GE 999 018-020: Obsession not necessarily a Perfume
Three episodes, three new planets.
Ep 18 takes us to the Rain Capital, where it, like, rains all the time. Poor people live in more or less large bubbles under the mud. So of course one of these muddy people decides to abduct Tetsuro so she can keep him company.
This plotline is so prevalent in Galaxy Express 999 that I can’t help but think it must relate to some deep-seated thought processes inside creator Leiji Matsumoto’s head. For those of you who haven’t really watched the show here is the sequence:
1) Tetsuro is a 10-year old boy.
2) Tetsuro comes across a beautiful full-grown woman who is extremely lonely.
3) Said woman attempts to keep Tetsuro by her side forever.
This happens over and over in 999. In this particular case the mud woman’s name happens to be Maetel (Live-eviL subbers were kind enough to translate the episode’s title as “Clay Maetel”). The creepy thing which the coincidence of names here declares quite openly, is that in the larger sense the entire story of Galaxy Express 999 is about a grown woman abducting a 10-year old boy.
Am I the only wondering whether there are events in Matsumoto’s past that would shine a light here? I’m reminded of a somewhat similar case: Vladimir Nabokov’s. The average person who skims over (or even hears about) the novel Lolita will think: “oh, this guy is a total perv.” Then likely along will come your sophisticated reader and quash that notion to the ground, maybe saying that in fact the great artists are great insofar as they are able to portray realistically fictional characters who are very much removed from themselves etc…
Say an impartial observer to the discussion said: “Ok, then, let’s read more of Nabokov’s stuff to see what it’s like.” They read Pale Fire, they read Ada, they read short stories. Then I think it’s totally possible for them to conclude: “Yup, he’s a perv.” I think in the case of Nabokov the conclusion that the artist had a thematic obsession with “lolitas” is inescapable (what this means is a whole other question). So I wonder about Matsumoto and the Maetel-Tetsuro relationship…
Ep 19 sees the heroes in the Land of Repentance, or the goody-two-shoes planet. The people here are obsessed with their clean, law-abiding image. The train conductor is upset because the company has given him his only day off precisely on this day: what is one to do in a land of saints? That said, as soon as he begins his stroll to the Singaporeanly clean streets he gets mugged. And upon trying to report the crime, he along with Tetsuro and Maetel are targeted for elimination: the Land of Repentance is scared tourism will drop if people know of this!
The episode is nothing to write home about, but it’s a fun watch nonetheless. We get some nice fodder for speculation on the physical appearance of the train conductor: is he invisible? or is he just hideously ugly? The evidence in this episode is inconclusive, but suggestive. This show must have the highest rate of shower scenes in anime…
Afterwards, the 999 arrives at Memory Star.

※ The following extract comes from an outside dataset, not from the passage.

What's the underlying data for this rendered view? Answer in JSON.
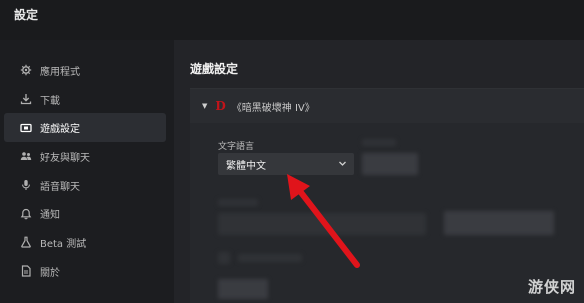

BTW, technically Memory Star is a planet, but just as in the case of the West, the Japanese in former times called all heavenly bodies stars. Some of the planets in the Leijiverse are called “hoshi->star”. I’m all in favor of translating this literally if only to break the monotony of A planet, B planet, C planet.
My own interpretation of what’s going on in Memory Star (Maetel doesn’t tell that much, and Tetsuro doesn’t care to know) is this: mechanized humans do not suffer the diseases of the flesh but they may certainly malfunction. One possible way for them to malfunction is for their main drive/impulse to override the rest of their concerns.
If I’m a mechanized painter I might short-circuit and start painting over everything I see. Because I’m a total nuisance to society now, I get go to Memory Star (whether of my own volition or forcibly is not clear). There I will paint, paint, paint until someone stops me (by killing me, as otherwise I won’t stop!).
The planet is extremely dangerous: there’s an obsessed hangman, obsessed gunman, obsessed gunmaker, obsessed mangaka. They’re all professional souls who have taken the love for their profession to the limit. For some lovely (and inexplicable) reason, those mechanized men whose main impulse involves other human beings will only act out this drive when they have established eye contact.
The availability of this series is becoming an issue for me, and considering it’s 100+ episodes long, I’ve decided to take a break. I’ll probably move on to rewatch the Arcadia of my Youth movie and the SSX series, which is the sequel to the movies and which I have yet to see. I’d also like to blog about Space Symphony Maetel at some point.